- Keep the firewall enabled: You can prevent hackers from getting into your system by turning on the firewall. While it won’t give perfect security, enabling the firewall is a good first step. A firewall also serves as a deterrent to data-based malware attacks. In order to ensure that the data packets that arrive from networks are secure or not, it constantly watches and examines them. The firewall will stop any potentially harmful data packets from passing through it. The firewall protects your computer or network from threats by limiting access to specific types of data. As a result of the unpleasant pop-ups and alerts, many people just switch off the Windows firewall. In the Control Panel, choose “System and Security” and “Windows Firewall” if you wish to restart it. Mac users may go to “System Preferences” and then choose “Security & Privacy,” then “Firewall” and activate the firewall.
It’s hard not to think that free Wi-Fi is a given. As more people use public hotspots, hacker attacks are becoming more common. Understanding Wi-Fi and its weaknesses, as well as implementing a few simple safeguards, is your greatest defense against data theft.
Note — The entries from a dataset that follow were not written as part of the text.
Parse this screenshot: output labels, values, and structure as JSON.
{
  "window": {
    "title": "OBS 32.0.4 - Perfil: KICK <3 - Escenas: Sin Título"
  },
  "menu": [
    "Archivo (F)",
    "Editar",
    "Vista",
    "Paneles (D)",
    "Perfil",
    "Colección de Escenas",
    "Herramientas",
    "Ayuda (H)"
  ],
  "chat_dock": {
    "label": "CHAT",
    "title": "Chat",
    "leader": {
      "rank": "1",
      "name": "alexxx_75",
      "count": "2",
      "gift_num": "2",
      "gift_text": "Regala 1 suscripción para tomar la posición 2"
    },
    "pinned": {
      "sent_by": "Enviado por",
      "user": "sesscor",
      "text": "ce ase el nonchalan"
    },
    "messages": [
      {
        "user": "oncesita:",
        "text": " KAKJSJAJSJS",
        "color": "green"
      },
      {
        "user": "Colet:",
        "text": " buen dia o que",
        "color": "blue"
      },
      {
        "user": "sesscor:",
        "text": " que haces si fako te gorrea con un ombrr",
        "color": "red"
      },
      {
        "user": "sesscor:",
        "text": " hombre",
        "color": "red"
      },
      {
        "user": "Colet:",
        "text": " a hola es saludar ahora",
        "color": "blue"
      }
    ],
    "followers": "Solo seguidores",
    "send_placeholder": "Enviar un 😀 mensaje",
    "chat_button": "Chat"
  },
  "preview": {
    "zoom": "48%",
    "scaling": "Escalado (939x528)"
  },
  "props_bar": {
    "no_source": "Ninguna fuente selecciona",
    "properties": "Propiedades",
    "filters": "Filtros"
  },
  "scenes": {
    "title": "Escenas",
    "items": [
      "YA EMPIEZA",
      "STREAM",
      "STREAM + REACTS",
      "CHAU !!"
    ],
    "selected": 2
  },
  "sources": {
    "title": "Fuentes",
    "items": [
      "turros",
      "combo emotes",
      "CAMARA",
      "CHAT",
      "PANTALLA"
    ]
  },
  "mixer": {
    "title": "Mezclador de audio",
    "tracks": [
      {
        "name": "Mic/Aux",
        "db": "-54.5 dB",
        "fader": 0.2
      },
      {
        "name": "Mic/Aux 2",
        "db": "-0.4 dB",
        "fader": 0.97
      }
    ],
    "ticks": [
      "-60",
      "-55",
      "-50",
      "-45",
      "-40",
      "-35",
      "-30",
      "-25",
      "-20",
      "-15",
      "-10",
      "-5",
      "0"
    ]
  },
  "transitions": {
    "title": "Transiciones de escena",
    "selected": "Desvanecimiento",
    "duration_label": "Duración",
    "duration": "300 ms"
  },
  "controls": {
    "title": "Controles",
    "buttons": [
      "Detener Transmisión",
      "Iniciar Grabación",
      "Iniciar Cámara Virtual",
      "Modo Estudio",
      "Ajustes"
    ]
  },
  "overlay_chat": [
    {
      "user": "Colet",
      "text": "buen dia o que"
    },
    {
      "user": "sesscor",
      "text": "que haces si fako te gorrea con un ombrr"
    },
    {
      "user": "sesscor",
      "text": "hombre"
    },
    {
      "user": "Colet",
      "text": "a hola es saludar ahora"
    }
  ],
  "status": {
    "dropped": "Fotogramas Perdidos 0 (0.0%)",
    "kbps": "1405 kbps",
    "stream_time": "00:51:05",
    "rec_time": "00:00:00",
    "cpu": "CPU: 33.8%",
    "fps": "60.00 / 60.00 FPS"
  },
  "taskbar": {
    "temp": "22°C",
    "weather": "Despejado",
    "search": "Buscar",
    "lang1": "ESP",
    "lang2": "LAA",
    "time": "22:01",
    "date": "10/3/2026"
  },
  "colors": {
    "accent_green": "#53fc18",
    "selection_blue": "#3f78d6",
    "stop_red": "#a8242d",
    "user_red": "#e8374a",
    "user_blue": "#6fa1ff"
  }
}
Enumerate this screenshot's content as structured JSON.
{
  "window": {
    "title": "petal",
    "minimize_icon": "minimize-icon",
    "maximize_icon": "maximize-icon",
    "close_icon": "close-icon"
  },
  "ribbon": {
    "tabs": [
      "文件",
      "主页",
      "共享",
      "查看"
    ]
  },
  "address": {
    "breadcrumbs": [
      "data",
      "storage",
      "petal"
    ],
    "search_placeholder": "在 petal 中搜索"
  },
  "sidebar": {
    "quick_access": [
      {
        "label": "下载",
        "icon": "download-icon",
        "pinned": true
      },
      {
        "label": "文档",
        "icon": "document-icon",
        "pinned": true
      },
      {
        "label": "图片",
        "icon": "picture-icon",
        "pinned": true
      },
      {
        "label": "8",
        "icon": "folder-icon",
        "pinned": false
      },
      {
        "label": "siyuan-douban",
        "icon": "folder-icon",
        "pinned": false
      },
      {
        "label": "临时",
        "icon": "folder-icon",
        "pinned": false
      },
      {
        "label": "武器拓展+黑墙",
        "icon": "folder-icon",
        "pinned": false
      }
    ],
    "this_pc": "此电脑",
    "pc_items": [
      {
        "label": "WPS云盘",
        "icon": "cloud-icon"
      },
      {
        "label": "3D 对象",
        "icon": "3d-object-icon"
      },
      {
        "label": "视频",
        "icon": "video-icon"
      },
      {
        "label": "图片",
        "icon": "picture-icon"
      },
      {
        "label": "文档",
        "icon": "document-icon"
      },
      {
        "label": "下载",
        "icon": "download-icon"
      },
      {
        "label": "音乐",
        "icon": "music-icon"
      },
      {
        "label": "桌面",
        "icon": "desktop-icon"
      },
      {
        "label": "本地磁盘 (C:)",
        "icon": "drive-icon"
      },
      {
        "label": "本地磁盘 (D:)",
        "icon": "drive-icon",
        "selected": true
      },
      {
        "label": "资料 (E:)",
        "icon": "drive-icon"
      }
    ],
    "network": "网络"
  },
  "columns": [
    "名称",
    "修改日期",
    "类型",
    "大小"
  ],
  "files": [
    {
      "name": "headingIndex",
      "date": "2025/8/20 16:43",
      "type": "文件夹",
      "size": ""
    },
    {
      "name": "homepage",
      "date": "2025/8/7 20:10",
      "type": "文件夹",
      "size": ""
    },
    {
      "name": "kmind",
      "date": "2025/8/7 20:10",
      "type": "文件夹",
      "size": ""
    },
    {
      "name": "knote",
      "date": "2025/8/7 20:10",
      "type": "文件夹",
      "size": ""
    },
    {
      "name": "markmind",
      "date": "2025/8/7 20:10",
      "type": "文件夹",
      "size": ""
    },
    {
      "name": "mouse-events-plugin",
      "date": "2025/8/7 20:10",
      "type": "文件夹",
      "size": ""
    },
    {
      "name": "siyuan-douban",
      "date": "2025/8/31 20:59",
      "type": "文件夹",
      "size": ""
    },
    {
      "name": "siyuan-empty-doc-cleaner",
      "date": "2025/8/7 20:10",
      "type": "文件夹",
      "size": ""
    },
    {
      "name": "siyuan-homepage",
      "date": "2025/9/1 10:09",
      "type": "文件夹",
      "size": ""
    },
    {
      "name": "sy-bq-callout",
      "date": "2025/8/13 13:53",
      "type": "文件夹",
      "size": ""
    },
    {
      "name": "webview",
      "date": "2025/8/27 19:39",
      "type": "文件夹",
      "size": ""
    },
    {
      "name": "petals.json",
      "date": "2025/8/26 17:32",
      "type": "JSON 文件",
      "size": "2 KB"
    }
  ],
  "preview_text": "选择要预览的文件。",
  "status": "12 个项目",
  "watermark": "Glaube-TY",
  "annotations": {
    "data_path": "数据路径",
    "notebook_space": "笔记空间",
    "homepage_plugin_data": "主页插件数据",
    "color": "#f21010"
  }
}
Obviously, the ease of utilizing public WiFi might be difficult to pass up at times, and it is understandable. But the risks of public WiFi should make you think twice about accessing them, especially if you are dealing with any sort of confidential or sensitive information. Make certain that you do not allow yourself to get seduced.
Hope this article was useful and we’ve answered to the question how safe it is to connect to public WiFi. Digital security is crucial, and we must be aware of the dangers associated with public Wi-Fi. This may help to protect internet users, as well as our loved ones, from being victims of identity theft. These measures are basic, straightforward, and somewhat affordable, yet they have the potential to protect you against cybercriminals in any public setting.
Technology enthusiast and blogger in my free time